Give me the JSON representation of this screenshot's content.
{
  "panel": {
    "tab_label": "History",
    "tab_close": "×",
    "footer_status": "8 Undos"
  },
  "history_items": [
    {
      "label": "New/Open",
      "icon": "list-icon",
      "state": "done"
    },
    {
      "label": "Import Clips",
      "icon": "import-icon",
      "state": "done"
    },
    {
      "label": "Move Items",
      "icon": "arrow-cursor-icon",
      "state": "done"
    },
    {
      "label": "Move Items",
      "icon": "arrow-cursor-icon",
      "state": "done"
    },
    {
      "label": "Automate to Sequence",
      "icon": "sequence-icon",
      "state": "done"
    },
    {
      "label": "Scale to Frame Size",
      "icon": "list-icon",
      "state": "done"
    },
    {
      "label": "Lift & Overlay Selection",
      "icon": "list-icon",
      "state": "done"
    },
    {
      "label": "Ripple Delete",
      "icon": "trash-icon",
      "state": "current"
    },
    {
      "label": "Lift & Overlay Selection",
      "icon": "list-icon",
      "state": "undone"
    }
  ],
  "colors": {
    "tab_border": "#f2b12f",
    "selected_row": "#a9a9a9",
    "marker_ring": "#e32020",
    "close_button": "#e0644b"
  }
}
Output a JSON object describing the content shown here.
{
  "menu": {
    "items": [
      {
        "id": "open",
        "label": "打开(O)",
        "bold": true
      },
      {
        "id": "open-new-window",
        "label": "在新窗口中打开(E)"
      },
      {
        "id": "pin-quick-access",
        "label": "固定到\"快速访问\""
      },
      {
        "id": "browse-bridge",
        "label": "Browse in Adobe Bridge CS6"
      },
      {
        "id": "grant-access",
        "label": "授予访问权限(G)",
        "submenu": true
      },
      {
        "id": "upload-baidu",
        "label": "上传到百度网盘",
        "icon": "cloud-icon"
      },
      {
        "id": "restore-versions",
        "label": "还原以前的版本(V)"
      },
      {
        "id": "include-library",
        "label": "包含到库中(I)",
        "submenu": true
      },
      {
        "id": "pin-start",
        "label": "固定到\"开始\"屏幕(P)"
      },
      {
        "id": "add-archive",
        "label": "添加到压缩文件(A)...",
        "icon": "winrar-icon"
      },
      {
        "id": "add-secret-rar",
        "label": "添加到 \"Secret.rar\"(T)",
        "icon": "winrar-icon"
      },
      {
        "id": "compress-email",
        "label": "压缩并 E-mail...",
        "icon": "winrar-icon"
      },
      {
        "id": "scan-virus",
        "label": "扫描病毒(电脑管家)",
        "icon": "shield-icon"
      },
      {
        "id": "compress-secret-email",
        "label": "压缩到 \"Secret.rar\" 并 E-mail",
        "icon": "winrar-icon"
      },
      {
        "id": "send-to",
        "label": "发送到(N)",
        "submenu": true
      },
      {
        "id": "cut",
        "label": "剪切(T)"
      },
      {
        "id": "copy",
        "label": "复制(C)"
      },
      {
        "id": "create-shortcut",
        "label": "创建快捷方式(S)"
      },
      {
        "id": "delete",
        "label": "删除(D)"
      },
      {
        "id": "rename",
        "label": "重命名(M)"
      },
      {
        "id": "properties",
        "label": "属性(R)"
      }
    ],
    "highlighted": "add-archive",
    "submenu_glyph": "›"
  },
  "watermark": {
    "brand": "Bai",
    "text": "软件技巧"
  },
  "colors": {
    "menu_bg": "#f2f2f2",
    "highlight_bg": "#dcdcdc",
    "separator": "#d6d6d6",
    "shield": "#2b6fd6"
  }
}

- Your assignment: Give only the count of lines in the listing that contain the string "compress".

- Exercise response: 2